Project Period: August 1, 2006 through August 1, 2009
Project Amount: $102,173
RFA: STAR Graduate Fellowships (2006) RFA Text |  Recipients Lists
Research Category: Academic Fellowships , Fellowship - Aquatic Ecology and Ecosystems , Fellowship - Ecology


The objective of this study is to examine the effects of urbanization on aquatic and riparian ecosystems in North Alabama. The impact of urbanization will be assessed using a multidisciplinary approach to examine in-stream water quality in the Indian Creek and the Huntsville Spring Branch Watersheds.


The study area consists of two adjacent sub-basins within the Wheeler Lake Watershed with drainage systems that serve as tributaries to the Tennessee River. The parent material for this area is mainly karst natured limestone. The 103,400 acres of land that make up this area, approximately 49,200 acres are inundated or flood prone. Due to the nature and history of these two watersheds the overall approach of the proposed research will involve (1) measurement of water quality indicator parameters including heavy metals, nutrients, and other parameters such as turbidity, dissolved oxygen, chlorophyll and fecal coliform (2) measurement of past pollutants, such as the organo-chlorine compound, DDT (3) relating observed trends in pollution to changes in landuse/landcover (4) monitoring the trends in water quality by watershed, location and season and (6) use of the Better Assessment Science Integrating Point & Non-point Sources (BASINS) and the Soil and Water Assessment Tool (SWAT) model to better assess environmental conditions in both watersheds. Five in-stream water sampling sites per watershed were identified and these sampling sites will be used to observe variations in water quality indicator parameters. In-stream water quality data will be measured using the YSI 6600 Extended Deployment System (EDS). Water samples will be collected every week over a two year period. Standard methods and techniques found in the EPA Standard Methods for the Examination of Water and Wastewater will be used to determine the concentration level of pollutants. An integrated geo-spatial approach which will include compilation of statistical analysis techniques, modeling resources and GIS and Remote Sensing tools will be utilized to examine the water quality parameters of these two watersheds.

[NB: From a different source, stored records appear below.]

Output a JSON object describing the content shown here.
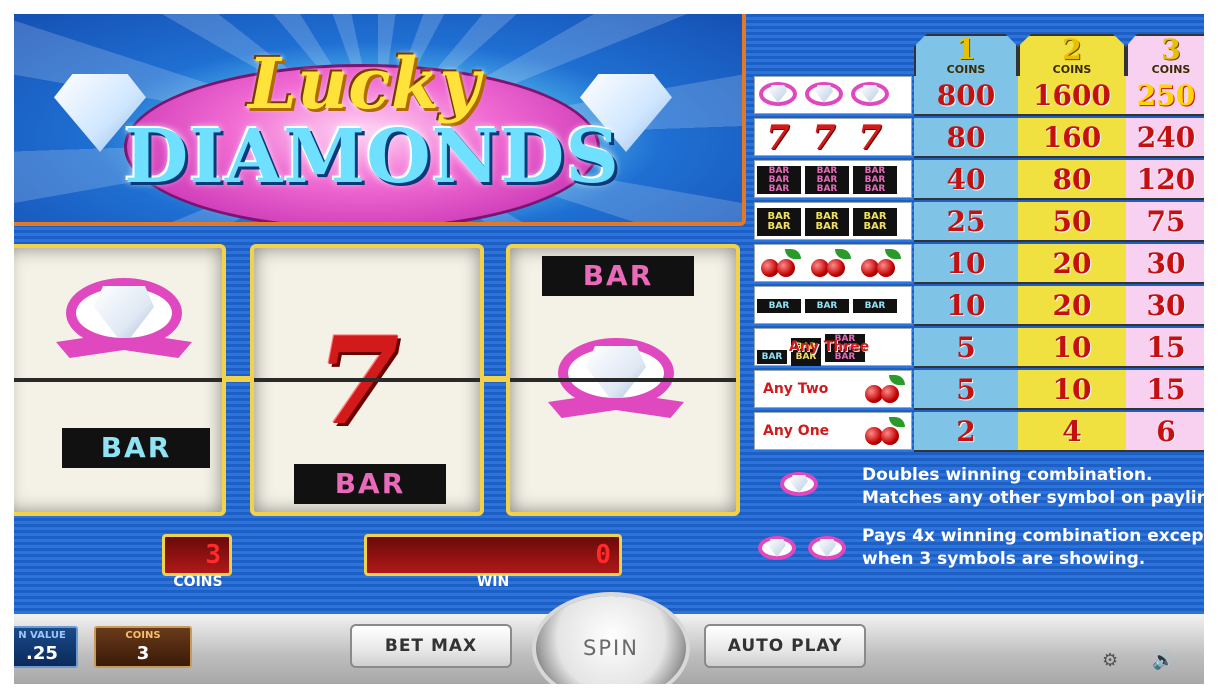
{
  "logo": {
    "lucky": "Lucky",
    "diamonds": "DIAMONDS"
  },
  "reels": {
    "reel1": {
      "bottom_symbol": "BAR"
    },
    "reel2": {
      "center_symbol": "7",
      "bottom_symbol": "BAR"
    },
    "reel3": {
      "top_symbol": "BAR"
    }
  },
  "displays": {
    "coins_value": "3",
    "coins_label": "COINS",
    "win_value": "0",
    "win_label": "WIN"
  },
  "paytable": {
    "headers": [
      {
        "num": "1",
        "label": "COINS"
      },
      {
        "num": "2",
        "label": "COINS"
      },
      {
        "num": "3",
        "label": "COINS"
      }
    ],
    "rows": [
      {
        "symbol": "wild-x3",
        "payouts": [
          "800",
          "1600",
          "250"
        ]
      },
      {
        "symbol": "seven-x3",
        "seven": "7",
        "payouts": [
          "80",
          "160",
          "240"
        ]
      },
      {
        "symbol": "triple-bar-x3",
        "bar_text": "BAR",
        "payouts": [
          "40",
          "80",
          "120"
        ]
      },
      {
        "symbol": "double-bar-x3",
        "bar_text": "BAR",
        "payouts": [
          "25",
          "50",
          "75"
        ]
      },
      {
        "symbol": "cherry-x3",
        "payouts": [
          "10",
          "20",
          "30"
        ]
      },
      {
        "symbol": "single-bar-x3",
        "bar_text": "BAR",
        "payouts": [
          "10",
          "20",
          "30"
        ]
      },
      {
        "symbol": "any-three-bar",
        "text": "Any Three",
        "bar_text": "BAR",
        "payouts": [
          "5",
          "10",
          "15"
        ]
      },
      {
        "symbol": "any-two-cherry",
        "text": "Any Two",
        "payouts": [
          "5",
          "10",
          "15"
        ]
      },
      {
        "symbol": "any-one-cherry",
        "text": "Any One",
        "payouts": [
          "2",
          "4",
          "6"
        ]
      }
    ]
  },
  "info": {
    "line1": "Doubles winning combination.",
    "line2": "Matches any other symbol on paylin",
    "line3": "Pays 4x winning combination excep",
    "line4": "when 3 symbols are showing."
  },
  "controls": {
    "coin_value_label": "N VALUE",
    "coin_value": ".25",
    "coins_label": "COINS",
    "coins_value": "3",
    "bet_max": "BET MAX",
    "spin": "SPIN",
    "auto_play": "AUTO PLAY",
    "settings_icon": "gear-icon",
    "sound_icon": "speaker-icon"
  },
  "colors": {
    "background_blue": "#1d5fc4",
    "gold_border": "#f2d24a",
    "payout_red": "#c41010",
    "col1": "#7fc4e6",
    "col2": "#f0e040",
    "col3": "#f8d0f0"
  }
}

Expected Results:

Results from this study will assist in providing much needed support data for TMDL and BMP development. This project also supports a conscious effort to identify impairments found within North Alabama’s rivers and streams caused by urbanization due to change in land use and cover conditions. Ultimately, the findings from this study will fill an existing gap in knowledge; assist regulatory agencies in improving management decisions and developing meaningful guidelines for managing these two watersheds.

Supplemental Keywords:

urbanization, ecosystem, sediment, watershed, flooding, water erosion, regulatory agency, riparian, Huntsville Spring Branch, Indian Creek, indicators, heavy metals, DDT, nutrients, fecal coliform, aquatic, soil property, non-point source pollution, SWAT, TMDL, BMP, pollutant, model, BASINS, water quality, turbidity, tributaries, impervious, sub-basin, Alabama, rivers, Huntsville, Wheeler Lake,, RFA, Scientific Discipline, Water, Geographic Area, Water & Watershed, State, Environmental Monitoring, Ecology and Ecosystems, Watersheds, anthropogenic processes, alternative urbanization scenarios, nutrient flux, Alabama (AL), aquatic ecosystems, GIS, urbanizing watersheds, water quality, watershed assessment

Progress and Final Reports:

  • 2007
  • 2008
  • Final